[Data excerpts Boundary: Start]

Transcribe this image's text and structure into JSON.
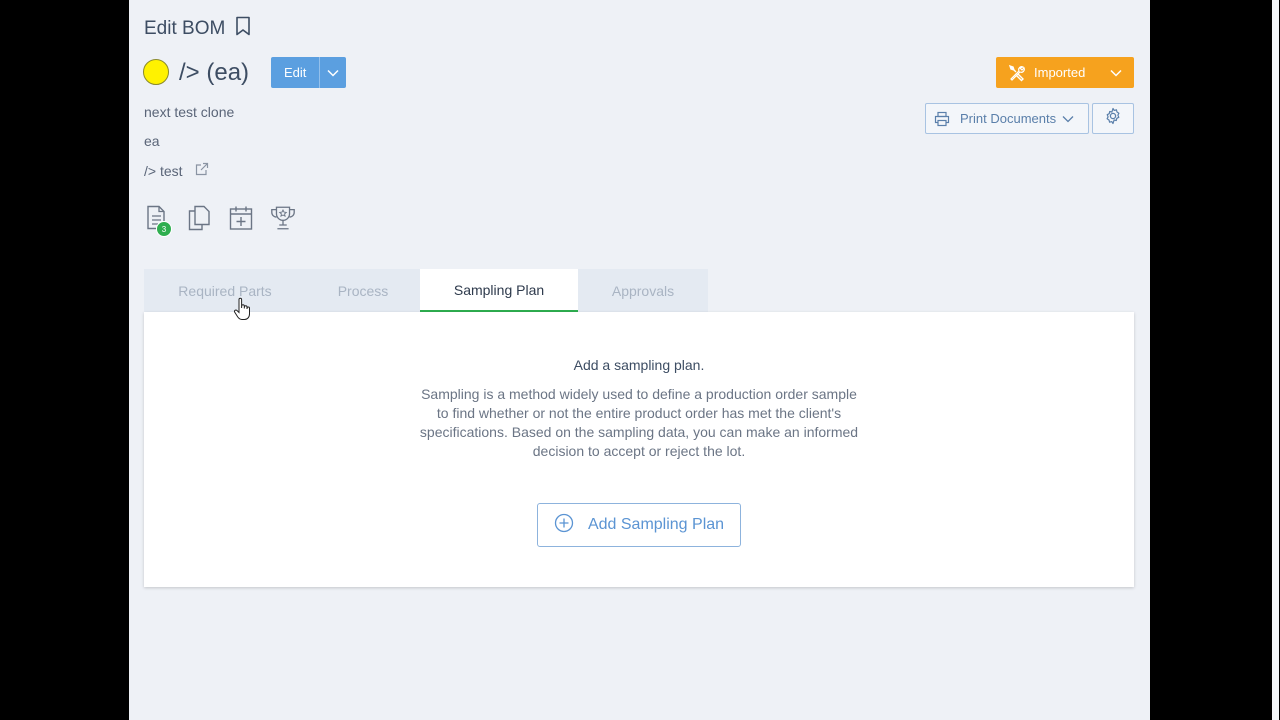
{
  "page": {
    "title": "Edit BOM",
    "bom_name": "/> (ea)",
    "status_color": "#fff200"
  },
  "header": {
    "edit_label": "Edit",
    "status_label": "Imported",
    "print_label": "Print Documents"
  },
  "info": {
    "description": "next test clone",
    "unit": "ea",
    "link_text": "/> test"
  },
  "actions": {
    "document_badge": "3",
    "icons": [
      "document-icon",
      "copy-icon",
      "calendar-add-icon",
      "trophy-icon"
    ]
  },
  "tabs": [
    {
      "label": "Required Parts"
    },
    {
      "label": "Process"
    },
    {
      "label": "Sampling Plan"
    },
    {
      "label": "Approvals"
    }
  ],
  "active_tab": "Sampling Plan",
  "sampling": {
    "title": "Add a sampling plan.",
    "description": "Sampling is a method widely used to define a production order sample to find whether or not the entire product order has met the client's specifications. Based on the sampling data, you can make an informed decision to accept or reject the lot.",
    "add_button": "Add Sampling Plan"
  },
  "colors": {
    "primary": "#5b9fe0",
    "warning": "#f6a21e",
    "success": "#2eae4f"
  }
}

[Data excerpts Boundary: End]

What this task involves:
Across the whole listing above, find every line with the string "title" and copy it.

Answer section:
    "title": "Edit BOM",
    "title": "Add a sampling plan.",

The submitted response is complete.